Right. Getting side tracked again. So I break it up. Broken up literally hundreds of dog fights in my life and am known to be quite effective at it. They go back at one another. I break it up again. Get in between them and Dudley retreats. I am sick, feverish and not as alert as I typically am. I go to grab the food, cursing myself whilst turning my back on the usual best of friends. Dang. Game on again. This time I do not follow my own rules and again worried about the potential damage, I dive on to them and try to separate their heads from one another. Does not matter which one got me. The point is it was my fault.
I finish breaking them up with the help of my super chill, surfer dude dog and calm, fearless leader Radish. Separate them so I can assess the damage and yikes. Pain sets in. I think I mentioned I have had s few dog bites in my day. Way larger than this one. I even had one on my thigh that turned into …hmm.. cellulitus? (please correct me lol). It took 8 mos and a hospital stay to fully heal as I have a high pain tolerance and ignored it until it was too late. There was no ignoring this one. Perfect, clean, deep punctures in the muscle, bone and nerves of my RIGHT HAND… I am a leftie but I shoot (photos) with my right.
No way I can drive. Clean it best I can while choke back tears, cursing my stupidity and try to find someone to take me to emerg. My awesome neighbor bundles up her 3 kiddos and off we go in the snowstorm. I arrive apparently pale and dripping cold sweat and shaking. I am taken right in. 6 needles to freeze it then the lovely staff do their thing. Now I am back at home after lots of needles, stitches, xray as the puncture hit bone and a prescription for some pain stuff and anti biotics.

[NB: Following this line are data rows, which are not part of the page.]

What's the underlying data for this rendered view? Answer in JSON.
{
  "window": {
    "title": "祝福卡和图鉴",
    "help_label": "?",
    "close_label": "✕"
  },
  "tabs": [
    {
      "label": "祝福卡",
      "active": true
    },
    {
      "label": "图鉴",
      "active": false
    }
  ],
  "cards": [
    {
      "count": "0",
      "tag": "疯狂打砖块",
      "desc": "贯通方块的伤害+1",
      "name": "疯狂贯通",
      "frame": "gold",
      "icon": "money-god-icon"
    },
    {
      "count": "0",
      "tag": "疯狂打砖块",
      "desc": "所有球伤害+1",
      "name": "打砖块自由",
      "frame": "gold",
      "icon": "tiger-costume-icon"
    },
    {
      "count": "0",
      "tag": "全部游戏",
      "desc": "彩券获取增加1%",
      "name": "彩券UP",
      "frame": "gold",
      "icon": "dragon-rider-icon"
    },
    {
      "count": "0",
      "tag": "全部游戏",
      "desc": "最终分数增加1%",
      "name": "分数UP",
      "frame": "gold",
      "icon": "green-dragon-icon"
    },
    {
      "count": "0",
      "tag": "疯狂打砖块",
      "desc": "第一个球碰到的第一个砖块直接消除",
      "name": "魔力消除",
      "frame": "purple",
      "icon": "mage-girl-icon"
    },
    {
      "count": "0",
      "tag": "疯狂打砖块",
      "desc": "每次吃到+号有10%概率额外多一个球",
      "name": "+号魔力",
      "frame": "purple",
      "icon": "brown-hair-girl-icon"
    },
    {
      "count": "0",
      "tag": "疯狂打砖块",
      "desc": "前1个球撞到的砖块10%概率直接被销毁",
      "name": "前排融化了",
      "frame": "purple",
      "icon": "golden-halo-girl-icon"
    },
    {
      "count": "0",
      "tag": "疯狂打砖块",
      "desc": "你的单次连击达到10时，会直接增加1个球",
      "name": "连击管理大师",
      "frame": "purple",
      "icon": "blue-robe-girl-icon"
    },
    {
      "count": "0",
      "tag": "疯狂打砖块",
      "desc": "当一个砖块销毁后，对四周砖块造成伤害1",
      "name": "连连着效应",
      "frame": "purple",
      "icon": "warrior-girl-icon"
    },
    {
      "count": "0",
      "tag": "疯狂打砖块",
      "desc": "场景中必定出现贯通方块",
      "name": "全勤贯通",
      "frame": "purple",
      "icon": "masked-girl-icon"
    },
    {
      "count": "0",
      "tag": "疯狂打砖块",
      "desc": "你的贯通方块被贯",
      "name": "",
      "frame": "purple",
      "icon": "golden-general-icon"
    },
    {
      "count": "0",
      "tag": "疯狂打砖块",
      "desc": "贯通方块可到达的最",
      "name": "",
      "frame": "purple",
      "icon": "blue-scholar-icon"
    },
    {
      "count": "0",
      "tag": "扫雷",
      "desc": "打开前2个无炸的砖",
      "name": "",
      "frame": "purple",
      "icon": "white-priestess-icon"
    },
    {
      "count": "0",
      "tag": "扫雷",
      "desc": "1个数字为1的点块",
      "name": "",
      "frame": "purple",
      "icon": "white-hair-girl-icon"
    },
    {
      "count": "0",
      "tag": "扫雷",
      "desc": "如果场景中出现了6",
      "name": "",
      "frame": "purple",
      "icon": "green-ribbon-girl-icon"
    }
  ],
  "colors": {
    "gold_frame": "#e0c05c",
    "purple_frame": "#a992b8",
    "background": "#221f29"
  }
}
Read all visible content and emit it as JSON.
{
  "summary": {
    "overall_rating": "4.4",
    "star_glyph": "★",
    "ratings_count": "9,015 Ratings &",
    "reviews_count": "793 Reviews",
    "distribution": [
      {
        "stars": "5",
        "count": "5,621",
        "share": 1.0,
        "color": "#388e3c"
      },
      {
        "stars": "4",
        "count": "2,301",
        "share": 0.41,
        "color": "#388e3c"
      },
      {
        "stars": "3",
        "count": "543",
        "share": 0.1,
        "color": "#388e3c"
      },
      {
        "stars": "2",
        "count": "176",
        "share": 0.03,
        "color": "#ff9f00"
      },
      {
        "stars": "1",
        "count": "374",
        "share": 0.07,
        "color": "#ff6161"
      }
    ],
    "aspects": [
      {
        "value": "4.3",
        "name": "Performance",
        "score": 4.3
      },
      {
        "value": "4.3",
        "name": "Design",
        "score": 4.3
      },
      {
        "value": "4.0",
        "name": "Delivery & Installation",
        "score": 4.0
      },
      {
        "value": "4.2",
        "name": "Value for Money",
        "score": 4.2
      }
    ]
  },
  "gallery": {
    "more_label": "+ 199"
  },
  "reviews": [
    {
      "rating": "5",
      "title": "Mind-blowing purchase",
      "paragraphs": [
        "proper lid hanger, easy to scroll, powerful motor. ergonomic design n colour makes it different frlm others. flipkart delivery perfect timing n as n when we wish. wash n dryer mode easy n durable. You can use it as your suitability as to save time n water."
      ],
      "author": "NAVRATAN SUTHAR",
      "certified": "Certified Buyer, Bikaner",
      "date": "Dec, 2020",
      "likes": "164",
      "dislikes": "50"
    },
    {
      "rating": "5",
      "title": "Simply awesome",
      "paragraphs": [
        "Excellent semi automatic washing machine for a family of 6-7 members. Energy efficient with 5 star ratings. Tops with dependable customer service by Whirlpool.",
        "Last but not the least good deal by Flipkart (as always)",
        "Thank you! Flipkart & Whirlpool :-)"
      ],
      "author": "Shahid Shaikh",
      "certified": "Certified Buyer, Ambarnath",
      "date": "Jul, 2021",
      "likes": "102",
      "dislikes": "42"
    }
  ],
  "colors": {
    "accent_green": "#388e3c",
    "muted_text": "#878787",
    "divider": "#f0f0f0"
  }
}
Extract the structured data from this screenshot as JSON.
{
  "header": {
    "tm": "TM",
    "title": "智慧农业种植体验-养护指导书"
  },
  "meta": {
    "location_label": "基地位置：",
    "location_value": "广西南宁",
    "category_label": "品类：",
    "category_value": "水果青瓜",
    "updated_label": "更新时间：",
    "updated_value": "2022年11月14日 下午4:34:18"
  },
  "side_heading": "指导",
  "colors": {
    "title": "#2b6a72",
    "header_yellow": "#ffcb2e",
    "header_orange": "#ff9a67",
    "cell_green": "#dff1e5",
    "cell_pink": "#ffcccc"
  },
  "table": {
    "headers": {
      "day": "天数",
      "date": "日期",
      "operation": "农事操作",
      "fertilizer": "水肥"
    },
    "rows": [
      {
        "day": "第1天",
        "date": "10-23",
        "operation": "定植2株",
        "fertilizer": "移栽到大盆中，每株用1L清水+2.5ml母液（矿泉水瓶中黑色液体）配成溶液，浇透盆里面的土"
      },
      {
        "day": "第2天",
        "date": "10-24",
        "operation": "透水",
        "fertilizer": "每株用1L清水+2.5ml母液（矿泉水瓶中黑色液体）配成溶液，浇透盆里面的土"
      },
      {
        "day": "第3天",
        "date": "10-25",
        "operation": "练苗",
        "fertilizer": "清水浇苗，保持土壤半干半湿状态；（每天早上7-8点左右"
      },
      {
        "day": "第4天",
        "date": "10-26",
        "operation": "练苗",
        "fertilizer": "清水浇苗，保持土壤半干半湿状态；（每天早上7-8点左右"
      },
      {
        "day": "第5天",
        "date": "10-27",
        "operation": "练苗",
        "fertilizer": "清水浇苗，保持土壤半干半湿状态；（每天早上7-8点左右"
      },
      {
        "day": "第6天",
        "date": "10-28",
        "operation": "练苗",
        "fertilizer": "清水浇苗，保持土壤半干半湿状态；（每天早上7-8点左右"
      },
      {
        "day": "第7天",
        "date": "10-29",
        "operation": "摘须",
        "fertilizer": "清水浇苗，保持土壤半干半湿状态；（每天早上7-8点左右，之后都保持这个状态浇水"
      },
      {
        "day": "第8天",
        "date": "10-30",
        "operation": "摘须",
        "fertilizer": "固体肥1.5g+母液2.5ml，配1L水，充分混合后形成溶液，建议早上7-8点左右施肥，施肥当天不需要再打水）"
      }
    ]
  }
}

I am supposed to be packing, purging and orchestrating the move for our house, Aaron, myself, 5 dogs and 6 parrots. We are going to be on the acreage in one WEEK. I am not sure if I should share videos and photos here or save them to show while I help you understand canine communication etc. I will post a few images and a video then explain them at a later date. I am still in a ton of pain after painkillers and I anticipate a long night of discomfort and regret.
How many stress and communication signals do you see in this video?! I will post a verbal play by play of what is happening and what they are saying soon!